Jordan Glasgow: S, sophomore, 6-1, 210, from Aurora, Ill. (Marmion Academy)
No career stats

New in Blue: 2016 ATH/S Khaleke Hudson

Wednesday, January 27th, 2016


Khaleke Hudson(Justin K. Aller, Post-Gazette)

Khaleke Hudson – ATH | 5-11, 205 | McKeesport, Pa. – McKeesport
ESPN: 3-star, #86 S Rivals: 3-star, #26 ATH 247: 4-star, #15 S Scout: 4-star, #24 ATH
Other top offers: UCLA, Michigan State, Nebraska, Wisconsin, Pittsburgh, Penn State, UNC, WVU

Just hours after picking up a commitment from receiver Eddie McDoom, and just a week before National Signing Day, Jim Harbaugh added to his impressive 2016 recruiting class with a commitment from McKeesport, Pa. star Khaleke Hudson. The 5-foot-11, 205-pound safety/athlete chose Michigan over Penn State and West Virginia and announced it via Twitter on Wednesday afternoon.
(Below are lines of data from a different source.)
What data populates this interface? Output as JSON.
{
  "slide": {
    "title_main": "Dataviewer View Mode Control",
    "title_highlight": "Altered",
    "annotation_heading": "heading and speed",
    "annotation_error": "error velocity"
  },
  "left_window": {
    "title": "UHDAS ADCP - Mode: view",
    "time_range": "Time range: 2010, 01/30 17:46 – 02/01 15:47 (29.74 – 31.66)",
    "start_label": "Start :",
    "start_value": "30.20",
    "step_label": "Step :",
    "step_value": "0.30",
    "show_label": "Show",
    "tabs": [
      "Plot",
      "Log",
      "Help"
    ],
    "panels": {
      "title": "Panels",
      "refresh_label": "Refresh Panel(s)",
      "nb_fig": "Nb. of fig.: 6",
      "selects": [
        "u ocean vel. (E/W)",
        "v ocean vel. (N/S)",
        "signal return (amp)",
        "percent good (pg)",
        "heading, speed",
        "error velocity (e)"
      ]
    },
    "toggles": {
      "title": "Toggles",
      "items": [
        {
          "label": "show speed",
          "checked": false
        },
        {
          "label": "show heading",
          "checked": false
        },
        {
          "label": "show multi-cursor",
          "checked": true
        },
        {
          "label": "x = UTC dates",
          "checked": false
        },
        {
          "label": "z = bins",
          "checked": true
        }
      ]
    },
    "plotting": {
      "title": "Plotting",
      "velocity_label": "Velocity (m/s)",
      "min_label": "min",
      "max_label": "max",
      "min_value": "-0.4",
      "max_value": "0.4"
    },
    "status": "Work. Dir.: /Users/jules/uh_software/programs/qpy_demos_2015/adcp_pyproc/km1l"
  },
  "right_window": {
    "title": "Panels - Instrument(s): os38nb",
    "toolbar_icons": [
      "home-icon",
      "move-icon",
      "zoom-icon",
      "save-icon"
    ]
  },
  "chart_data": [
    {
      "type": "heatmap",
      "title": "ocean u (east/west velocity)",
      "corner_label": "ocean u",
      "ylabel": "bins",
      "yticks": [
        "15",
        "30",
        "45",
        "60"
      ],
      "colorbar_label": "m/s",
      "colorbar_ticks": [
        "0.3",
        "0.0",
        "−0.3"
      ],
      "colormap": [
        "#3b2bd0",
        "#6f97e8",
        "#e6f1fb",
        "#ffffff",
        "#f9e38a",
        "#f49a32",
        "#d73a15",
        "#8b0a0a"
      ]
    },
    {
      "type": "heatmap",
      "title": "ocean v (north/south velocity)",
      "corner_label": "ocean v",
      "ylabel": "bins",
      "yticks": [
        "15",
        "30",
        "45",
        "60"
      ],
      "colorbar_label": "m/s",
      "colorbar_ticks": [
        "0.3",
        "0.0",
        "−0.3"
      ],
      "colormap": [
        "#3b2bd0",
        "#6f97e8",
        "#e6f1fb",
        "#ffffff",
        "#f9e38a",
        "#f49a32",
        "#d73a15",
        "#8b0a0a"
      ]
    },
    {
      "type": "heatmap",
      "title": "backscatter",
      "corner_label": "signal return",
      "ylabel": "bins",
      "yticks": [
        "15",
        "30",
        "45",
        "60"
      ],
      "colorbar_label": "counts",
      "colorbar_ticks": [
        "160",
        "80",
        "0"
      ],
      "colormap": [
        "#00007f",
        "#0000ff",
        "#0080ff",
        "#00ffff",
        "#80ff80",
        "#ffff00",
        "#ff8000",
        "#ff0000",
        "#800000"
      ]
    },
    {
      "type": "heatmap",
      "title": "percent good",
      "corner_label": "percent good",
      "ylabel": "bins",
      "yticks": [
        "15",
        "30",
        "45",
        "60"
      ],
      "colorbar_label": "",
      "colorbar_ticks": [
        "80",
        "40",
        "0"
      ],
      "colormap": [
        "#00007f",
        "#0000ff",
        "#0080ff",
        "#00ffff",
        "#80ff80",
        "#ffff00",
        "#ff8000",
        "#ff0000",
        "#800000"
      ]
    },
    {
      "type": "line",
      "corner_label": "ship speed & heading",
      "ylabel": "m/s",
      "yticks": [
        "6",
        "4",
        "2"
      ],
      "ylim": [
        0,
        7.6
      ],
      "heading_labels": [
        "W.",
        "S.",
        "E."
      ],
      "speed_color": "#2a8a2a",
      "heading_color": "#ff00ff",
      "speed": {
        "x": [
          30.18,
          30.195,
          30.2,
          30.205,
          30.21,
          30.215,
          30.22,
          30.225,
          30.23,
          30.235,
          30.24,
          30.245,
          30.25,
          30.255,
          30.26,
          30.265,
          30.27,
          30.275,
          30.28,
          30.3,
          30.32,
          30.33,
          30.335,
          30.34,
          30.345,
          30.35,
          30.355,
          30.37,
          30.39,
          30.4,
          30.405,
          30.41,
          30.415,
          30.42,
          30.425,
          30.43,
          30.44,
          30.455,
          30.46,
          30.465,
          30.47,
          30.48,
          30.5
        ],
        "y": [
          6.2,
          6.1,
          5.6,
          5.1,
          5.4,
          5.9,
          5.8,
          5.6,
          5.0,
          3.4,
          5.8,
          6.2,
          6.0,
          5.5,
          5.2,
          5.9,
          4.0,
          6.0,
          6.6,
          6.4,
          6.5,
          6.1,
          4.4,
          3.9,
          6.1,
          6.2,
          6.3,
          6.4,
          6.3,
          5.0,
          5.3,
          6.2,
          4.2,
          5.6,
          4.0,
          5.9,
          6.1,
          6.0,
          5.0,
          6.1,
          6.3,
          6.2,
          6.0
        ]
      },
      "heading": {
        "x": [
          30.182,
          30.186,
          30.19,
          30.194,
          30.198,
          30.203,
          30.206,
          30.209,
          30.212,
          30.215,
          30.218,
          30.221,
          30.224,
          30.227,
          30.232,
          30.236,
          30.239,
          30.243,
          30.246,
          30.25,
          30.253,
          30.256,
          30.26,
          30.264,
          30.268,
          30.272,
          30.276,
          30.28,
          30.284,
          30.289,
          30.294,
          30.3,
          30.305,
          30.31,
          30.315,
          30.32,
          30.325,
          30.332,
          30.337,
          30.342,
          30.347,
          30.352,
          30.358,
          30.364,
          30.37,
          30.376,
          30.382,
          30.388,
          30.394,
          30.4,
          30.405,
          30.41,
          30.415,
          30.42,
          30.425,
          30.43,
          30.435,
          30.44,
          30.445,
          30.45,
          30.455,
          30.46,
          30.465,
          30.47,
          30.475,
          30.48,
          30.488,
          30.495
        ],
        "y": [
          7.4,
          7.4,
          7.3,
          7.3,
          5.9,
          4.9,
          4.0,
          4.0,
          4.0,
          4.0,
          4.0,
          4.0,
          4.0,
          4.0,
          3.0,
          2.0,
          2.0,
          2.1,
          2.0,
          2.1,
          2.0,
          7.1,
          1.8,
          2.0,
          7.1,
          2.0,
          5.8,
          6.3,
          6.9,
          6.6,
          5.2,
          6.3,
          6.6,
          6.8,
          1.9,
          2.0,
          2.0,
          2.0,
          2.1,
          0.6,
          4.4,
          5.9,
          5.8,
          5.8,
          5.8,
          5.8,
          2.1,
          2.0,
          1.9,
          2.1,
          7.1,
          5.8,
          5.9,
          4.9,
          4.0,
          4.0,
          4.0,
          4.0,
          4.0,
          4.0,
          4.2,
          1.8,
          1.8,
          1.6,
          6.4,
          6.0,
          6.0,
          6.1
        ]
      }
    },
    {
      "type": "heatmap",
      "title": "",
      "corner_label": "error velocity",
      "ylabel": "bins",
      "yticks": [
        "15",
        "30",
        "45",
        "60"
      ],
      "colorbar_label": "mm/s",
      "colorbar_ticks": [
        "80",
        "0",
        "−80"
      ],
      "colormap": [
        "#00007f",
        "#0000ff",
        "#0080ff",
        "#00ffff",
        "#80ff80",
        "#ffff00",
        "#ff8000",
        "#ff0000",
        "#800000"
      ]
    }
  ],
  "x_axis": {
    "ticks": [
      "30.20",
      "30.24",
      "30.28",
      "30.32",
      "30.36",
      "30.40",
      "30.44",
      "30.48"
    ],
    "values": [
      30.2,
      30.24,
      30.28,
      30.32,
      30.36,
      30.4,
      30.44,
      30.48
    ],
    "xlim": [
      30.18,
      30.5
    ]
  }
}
Hudson is a three-star recruit according to ESPN and Rivals, but 247 and Scout gave him the extra fourth star. ESPN and 247 both rank him as a safety, while Rivals and Scout rank him as an athlete. ESPN ranks him the 86th-best safety in the class, but 247 is much higher at 15th. Meanwhile, Scout lists him as the 24th-best athlete and Rivals as the 26th-best. Scout and 247 are the only services that have Hudson ranked nationally. Scout has him 274th and 247 has him 318th.

After an impressive senior season, Michigan offered Hudson on Nov. 2, and then he had a standout performance at the Semper Fidelis Bowl in early January, according to 247 Sports analyst Alex Gleitman.

“The McKeesport product had a very solid game and even played both ways for the East team,” he said. “Defense is where he did most of his damage, though, recording 7 tackles, including 2 tackles for loss, as well as 1 forced fumble and 4 pass break-ups. He was very active throughout the game and looked good both in pursuit of the ball carrier and dropping back in coverage.”

Hudson officially visited Michigan the weekend of January 15 where he made up his mind to spend the next few years in Ann Arbor. In addition to Penn State and West Virginia, Hudson held offers from UCLA, Michigan State, Nebraska, Wisconsin, Pittsburgh, Virginia Tech, and North Carolina, among others.

Scout lists Hudson’s strengths as body control, closing speed, and durability, while noting his areas to improve as hip flexibility and jamming ability. Scout’s Brian Dohn expands on that.

“Hudson is being recruited as a running back and/or safety, and it is easy to see why schools are split. He has good burst and covers 10 yards in a flash. As a running back, he gets through the hole quickly. As a safety, he closes quickly. In both instances, he is physical and loves to put his shoulder into the play. He has good speed and instincts, but needs to add some flexibility.”

With such athleticism, Hudson could play any number of positions at Michigan, including safety, linebacker, or even running back, playing the Jabrill Peppers role. If he indeed sticks at safety, he fits the mold of a Harbaugh and Don Brown defense with his athleticism and physicality.